*ABOUT THIS EXERCISE*.
Copy out each line of the material that includes the word "name".

*SUPPLIED MATERIAL*.
════════
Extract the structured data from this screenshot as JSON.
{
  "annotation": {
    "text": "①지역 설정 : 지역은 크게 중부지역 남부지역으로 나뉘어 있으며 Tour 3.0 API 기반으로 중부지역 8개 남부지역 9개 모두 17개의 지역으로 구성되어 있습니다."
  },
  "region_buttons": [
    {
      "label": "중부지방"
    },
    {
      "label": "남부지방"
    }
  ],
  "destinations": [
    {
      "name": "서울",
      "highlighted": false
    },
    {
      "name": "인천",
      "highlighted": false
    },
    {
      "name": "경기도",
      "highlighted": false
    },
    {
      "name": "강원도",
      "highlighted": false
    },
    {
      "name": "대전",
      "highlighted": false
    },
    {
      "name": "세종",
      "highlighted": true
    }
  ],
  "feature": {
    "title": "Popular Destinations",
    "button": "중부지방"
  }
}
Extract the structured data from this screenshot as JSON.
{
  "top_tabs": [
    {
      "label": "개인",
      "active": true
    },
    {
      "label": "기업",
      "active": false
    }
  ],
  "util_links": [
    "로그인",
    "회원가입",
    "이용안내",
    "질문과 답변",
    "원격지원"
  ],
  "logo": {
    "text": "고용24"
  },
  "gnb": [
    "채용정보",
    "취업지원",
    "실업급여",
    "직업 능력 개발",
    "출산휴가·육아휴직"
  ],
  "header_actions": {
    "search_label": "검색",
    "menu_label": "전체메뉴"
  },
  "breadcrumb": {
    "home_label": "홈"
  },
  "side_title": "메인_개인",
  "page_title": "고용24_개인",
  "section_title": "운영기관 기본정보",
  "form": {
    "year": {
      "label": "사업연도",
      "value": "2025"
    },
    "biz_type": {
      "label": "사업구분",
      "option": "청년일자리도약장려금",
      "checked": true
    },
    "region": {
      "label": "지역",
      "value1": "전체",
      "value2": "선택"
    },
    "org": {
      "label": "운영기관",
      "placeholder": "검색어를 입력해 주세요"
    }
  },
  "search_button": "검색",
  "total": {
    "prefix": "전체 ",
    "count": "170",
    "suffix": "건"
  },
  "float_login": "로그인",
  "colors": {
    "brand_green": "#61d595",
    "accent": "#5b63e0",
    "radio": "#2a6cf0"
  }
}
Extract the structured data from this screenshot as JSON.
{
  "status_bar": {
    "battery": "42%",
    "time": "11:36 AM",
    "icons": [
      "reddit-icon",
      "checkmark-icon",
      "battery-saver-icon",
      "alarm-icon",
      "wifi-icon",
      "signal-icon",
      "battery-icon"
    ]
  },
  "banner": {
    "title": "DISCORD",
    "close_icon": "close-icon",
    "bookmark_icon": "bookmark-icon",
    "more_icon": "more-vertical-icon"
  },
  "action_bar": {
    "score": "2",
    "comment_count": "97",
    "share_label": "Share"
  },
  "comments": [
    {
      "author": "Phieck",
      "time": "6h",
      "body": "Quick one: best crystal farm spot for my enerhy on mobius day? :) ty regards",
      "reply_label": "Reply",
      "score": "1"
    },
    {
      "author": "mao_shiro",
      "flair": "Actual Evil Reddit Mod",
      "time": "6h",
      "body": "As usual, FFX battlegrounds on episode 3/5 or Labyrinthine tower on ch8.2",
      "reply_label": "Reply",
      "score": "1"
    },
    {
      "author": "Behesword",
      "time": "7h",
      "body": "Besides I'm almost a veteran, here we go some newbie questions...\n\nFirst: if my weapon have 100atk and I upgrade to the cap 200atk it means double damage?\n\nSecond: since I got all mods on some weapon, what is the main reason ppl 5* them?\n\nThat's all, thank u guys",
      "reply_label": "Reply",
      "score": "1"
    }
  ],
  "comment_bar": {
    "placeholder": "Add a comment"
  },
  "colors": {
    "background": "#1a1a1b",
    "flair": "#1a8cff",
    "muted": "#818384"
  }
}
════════
*ANSWER FOR THIS EXERCISE*.
      "name": "서울",
      "name": "인천",
      "name": "경기도",
      "name": "강원도",
      "name": "대전",
      "name": "세종",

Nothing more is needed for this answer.